About 2,500 Marines are expected to move to a proposed Marine Corps base in Guam in 2021, said Cmdr. Daniel Schaan, director of the Joint Guam Program Office Forward, which coordinates the relocation.
The remaining half of the total of 5,000 Marines who would move from Okinawa to Guam will be here by 2026, Schaan said.
It’s been a decade since the military began discussing plans to build a Marine Corps base here, following the 2006 U.S.-Japan agreement to reduce the presence of U.S. troops in Okinawa.
The plan first received the green light in 2010, but after members of the local community voiced concerns that the military expansion was too big, and too soon, the military scaled down its plan. In September last year, the revised plan’s second go-signal, through a document called record of decision, was released.
Although the plan has taken years of studies and revisions, Schaan said it’s “still realistic” that the first 2,500 Marines would move in by 2021.
Schaan’s Guam office reports to an assistant secretary of the Navy at the Pentagon.
He was the guest speaker at the Guam Contractors Association meeting Wednesday.
Some of the contracts related to the construction of the Marine Corps base in Dededo’s Finegayan area could be awarded later this year, he said.
US election not a factor
Schaan said in his personal view, he’s confident the proposed Marine base will proceed regardless of the outcome of the U.S. presidential election in November.
Congress authorized funding for the relocation, in part through the fiscal 2015 National Defense Authorization Act, Schaan said.
In the 2016 defense spending law, Congress approved $126 million worth of projects for the Guam relocation and another $250 million is being discussed as part of the proposed 2017 defense spending bill, he said.
“All that progress is independent of what happens in the election cycle,” Schaan said.
Also, the relocation is part of a bilateral agreement between the United States and Japan, Schaan said.

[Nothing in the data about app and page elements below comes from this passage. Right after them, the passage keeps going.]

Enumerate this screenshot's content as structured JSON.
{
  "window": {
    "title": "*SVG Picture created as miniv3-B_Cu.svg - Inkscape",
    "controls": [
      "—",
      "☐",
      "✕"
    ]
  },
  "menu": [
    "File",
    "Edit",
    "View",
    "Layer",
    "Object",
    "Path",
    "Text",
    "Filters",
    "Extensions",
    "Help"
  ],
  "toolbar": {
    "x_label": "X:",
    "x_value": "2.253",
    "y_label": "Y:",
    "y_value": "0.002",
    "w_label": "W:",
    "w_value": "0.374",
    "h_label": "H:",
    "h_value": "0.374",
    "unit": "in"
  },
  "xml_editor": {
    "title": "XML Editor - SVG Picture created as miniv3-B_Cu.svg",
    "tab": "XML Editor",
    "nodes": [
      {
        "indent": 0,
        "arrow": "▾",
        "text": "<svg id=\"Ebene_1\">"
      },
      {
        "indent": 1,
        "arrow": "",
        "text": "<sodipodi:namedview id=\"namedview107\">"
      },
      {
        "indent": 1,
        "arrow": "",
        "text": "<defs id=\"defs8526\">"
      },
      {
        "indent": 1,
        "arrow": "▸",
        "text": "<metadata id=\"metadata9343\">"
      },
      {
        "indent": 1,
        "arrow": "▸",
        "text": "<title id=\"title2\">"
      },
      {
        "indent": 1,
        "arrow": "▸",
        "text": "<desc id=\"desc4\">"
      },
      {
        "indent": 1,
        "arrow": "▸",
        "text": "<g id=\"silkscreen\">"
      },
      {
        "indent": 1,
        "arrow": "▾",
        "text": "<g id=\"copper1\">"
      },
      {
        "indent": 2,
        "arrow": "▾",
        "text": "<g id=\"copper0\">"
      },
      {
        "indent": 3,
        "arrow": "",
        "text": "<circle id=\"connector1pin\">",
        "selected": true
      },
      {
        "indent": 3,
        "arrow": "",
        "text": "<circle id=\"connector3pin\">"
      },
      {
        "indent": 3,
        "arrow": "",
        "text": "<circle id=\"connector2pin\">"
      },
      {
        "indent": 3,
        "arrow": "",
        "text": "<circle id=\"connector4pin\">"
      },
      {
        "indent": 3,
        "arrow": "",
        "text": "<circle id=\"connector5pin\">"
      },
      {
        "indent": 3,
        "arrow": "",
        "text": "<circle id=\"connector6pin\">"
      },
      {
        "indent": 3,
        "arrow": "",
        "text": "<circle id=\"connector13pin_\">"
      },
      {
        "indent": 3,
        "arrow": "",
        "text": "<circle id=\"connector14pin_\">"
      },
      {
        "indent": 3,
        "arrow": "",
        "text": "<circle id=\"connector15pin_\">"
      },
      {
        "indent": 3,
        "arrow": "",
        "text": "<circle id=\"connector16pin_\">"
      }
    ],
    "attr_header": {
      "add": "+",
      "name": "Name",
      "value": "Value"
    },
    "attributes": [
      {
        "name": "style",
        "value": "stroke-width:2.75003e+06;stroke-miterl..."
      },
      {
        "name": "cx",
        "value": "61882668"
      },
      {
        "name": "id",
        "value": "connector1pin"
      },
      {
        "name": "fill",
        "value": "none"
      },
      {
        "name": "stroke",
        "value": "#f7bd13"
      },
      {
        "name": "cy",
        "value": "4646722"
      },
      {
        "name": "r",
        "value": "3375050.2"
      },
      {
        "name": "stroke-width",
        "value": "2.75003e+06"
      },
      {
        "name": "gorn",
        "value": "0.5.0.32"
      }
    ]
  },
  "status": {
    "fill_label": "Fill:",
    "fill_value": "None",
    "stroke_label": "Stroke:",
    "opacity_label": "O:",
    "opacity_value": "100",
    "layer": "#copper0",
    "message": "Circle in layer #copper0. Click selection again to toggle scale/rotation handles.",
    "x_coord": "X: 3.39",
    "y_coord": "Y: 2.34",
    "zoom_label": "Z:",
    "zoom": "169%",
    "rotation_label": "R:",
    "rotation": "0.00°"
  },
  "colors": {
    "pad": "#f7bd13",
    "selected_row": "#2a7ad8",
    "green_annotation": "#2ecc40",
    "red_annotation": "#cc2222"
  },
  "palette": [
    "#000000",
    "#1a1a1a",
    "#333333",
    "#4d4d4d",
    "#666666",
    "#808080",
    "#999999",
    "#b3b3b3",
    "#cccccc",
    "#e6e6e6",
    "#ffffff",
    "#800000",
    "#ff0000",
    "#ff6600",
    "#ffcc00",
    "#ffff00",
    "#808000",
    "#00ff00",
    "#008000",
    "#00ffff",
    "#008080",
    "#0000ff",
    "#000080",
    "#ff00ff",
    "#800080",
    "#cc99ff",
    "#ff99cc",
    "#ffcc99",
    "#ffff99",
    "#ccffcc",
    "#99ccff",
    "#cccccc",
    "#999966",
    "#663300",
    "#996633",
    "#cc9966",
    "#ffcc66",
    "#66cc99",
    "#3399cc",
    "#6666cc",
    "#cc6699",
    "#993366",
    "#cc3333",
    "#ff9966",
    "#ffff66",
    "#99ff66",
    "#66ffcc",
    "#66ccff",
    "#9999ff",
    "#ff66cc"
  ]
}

Japan is helping pay the cost to move the 5,000 Marines from Okinawa and build their base and support facilities in Guam. Japan’s share of the $8 billion cost is about $3 billion, Schaan said.
The bigger military expansion plan would have moved 8,600 Marines and 9,000 dependents to Guam.
The downsized plan involves a much smaller number of the Marines’ dependents — 1,300 — because many of the Marines will be here on a rotational, rather than permanent basis, the revised plan states.
The Marine base will be built on existing federal land in Finegayan, Dededo, near Andersen Air Force Base. The Marines’ family housing units will be developed within the fence at Andersen.